● **What you are asked to do**
Across the records below, how many lines include the word "JSON"? State only the number.

:::::

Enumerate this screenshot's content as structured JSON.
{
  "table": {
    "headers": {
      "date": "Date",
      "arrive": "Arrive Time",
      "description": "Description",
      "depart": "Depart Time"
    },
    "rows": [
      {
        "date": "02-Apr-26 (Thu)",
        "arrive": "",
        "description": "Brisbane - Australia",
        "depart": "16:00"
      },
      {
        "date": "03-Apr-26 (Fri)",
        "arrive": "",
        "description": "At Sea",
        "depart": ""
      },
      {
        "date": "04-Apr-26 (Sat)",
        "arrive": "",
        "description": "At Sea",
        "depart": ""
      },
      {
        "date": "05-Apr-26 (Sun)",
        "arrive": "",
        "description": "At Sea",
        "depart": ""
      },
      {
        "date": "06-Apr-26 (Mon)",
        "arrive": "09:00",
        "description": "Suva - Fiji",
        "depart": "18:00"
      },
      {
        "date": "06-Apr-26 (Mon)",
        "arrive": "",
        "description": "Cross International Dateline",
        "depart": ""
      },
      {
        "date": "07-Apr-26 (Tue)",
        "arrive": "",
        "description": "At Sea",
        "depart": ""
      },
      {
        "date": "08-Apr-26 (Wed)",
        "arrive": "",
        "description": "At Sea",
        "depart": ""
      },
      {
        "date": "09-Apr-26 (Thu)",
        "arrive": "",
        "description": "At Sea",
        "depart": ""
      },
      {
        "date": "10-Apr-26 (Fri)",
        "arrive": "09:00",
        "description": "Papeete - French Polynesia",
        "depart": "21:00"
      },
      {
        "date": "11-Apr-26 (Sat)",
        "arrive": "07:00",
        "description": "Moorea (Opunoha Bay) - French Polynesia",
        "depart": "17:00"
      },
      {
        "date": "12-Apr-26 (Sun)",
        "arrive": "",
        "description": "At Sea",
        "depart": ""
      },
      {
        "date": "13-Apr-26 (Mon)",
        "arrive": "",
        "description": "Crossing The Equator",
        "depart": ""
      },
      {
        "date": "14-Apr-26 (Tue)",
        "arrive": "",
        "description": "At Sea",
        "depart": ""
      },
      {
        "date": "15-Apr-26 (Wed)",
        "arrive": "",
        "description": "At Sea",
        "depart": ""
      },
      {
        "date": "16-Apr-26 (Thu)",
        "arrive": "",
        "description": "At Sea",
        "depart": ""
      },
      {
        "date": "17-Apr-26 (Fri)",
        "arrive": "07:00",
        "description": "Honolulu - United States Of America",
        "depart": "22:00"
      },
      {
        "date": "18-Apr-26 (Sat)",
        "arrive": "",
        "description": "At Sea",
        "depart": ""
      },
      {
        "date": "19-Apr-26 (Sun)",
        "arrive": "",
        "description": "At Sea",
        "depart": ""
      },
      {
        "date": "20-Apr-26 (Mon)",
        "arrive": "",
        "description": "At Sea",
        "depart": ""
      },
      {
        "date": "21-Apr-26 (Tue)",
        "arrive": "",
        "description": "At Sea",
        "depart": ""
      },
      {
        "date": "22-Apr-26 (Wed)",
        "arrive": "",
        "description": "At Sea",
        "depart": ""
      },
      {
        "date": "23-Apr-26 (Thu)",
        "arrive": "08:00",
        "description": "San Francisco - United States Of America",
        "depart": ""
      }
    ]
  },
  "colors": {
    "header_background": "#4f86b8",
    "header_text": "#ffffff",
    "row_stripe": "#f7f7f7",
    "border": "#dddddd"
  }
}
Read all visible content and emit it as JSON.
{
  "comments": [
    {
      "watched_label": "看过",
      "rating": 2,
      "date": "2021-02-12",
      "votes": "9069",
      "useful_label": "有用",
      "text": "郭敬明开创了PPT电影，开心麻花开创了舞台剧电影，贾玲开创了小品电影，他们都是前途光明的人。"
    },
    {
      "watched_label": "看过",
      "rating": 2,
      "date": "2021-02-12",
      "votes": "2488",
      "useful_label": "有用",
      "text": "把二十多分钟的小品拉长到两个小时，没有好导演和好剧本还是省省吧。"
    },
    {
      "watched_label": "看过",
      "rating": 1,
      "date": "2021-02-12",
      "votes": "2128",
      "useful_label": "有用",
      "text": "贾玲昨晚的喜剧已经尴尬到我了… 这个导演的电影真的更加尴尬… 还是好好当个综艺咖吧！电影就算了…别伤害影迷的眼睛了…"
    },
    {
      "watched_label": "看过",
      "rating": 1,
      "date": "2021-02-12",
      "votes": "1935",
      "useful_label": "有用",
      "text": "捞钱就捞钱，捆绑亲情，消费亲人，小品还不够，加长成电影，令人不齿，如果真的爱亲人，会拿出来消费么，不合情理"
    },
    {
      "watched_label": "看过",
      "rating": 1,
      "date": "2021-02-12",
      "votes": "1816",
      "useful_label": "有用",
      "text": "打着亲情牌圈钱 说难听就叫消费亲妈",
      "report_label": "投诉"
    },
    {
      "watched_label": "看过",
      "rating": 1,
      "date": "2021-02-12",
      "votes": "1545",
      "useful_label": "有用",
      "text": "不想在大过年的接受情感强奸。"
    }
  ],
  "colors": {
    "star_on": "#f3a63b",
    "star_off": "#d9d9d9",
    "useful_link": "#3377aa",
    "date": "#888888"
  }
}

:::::

● **Response**
2